- **ACTIVITY**: Copy out the entire listing precisely.

[[ EXERCISE INPUTS open ]]

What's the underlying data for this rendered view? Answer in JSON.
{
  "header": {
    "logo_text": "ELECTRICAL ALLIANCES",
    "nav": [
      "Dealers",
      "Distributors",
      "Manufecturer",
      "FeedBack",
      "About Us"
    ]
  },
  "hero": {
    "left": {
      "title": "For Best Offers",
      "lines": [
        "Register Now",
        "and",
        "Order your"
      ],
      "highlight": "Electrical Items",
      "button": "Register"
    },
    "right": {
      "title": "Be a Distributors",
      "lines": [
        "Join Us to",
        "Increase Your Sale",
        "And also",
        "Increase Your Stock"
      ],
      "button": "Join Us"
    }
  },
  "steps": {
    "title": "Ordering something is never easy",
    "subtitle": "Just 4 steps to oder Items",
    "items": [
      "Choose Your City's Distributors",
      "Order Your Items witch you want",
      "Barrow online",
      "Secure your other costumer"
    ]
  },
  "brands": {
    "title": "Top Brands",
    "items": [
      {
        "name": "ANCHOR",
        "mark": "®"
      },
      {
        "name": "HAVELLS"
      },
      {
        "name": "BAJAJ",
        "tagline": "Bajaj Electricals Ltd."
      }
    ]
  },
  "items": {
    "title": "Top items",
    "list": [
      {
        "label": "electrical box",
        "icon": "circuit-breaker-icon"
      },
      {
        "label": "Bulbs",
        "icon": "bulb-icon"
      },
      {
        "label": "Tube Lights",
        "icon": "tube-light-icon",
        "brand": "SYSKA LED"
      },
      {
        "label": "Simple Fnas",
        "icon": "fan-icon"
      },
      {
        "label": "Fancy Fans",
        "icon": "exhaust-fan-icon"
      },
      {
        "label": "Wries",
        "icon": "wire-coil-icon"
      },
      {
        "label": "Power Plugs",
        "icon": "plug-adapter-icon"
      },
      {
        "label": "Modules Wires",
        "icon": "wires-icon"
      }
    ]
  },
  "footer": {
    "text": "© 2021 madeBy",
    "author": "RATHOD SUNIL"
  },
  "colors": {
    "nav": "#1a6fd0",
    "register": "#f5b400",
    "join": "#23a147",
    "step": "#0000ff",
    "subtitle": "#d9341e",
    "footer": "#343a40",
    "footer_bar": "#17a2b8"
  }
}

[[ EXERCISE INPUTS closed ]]

- **OUTPUT FOR THIS TASK**:
What's the underlying data for this rendered view? Answer in JSON.
{
  "header": {
    "logo_text": "ELECTRICAL ALLIANCES",
    "nav": [
      "Dealers",
      "Distributors",
      "Manufecturer",
      "FeedBack",
      "About Us"
    ]
  },
  "hero": {
    "left": {
      "title": "For Best Offers",
      "lines": [
        "Register Now",
        "and",
        "Order your"
      ],
      "highlight": "Electrical Items",
      "button": "Register"
    },
    "right": {
      "title": "Be a Distributors",
      "lines": [
        "Join Us to",
        "Increase Your Sale",
        "And also",
        "Increase Your Stock"
      ],
      "button": "Join Us"
    }
  },
  "steps": {
    "title": "Ordering something is never easy",
    "subtitle": "Just 4 steps to oder Items",
    "items": [
      "Choose Your City's Distributors",
      "Order Your Items witch you want",
      "Barrow online",
      "Secure your other costumer"
    ]
  },
  "brands": {
    "title": "Top Brands",
    "items": [
      {
        "name": "ANCHOR",
        "mark": "®"
      },
      {
        "name": "HAVELLS"
      },
      {
        "name": "BAJAJ",
        "tagline": "Bajaj Electricals Ltd."
      }
    ]
  },
  "items": {
    "title": "Top items",
    "list": [
      {
        "label": "electrical box",
        "icon": "circuit-breaker-icon"
      },
      {
        "label": "Bulbs",
        "icon": "bulb-icon"
      },
      {
        "label": "Tube Lights",
        "icon": "tube-light-icon",
        "brand": "SYSKA LED"
      },
      {
        "label": "Simple Fnas",
        "icon": "fan-icon"
      },
      {
        "label": "Fancy Fans",
        "icon": "exhaust-fan-icon"
      },
      {
        "label": "Wries",
        "icon": "wire-coil-icon"
      },
      {
        "label": "Power Plugs",
        "icon": "plug-adapter-icon"
      },
      {
        "label": "Modules Wires",
        "icon": "wires-icon"
      }
    ]
  },
  "footer": {
    "text": "© 2021 madeBy",
    "author": "RATHOD SUNIL"
  },
  "colors": {
    "nav": "#1a6fd0",
    "register": "#f5b400",
    "join": "#23a147",
    "step": "#0000ff",
    "subtitle": "#d9341e",
    "footer": "#343a40",
    "footer_bar": "#17a2b8"
  }
}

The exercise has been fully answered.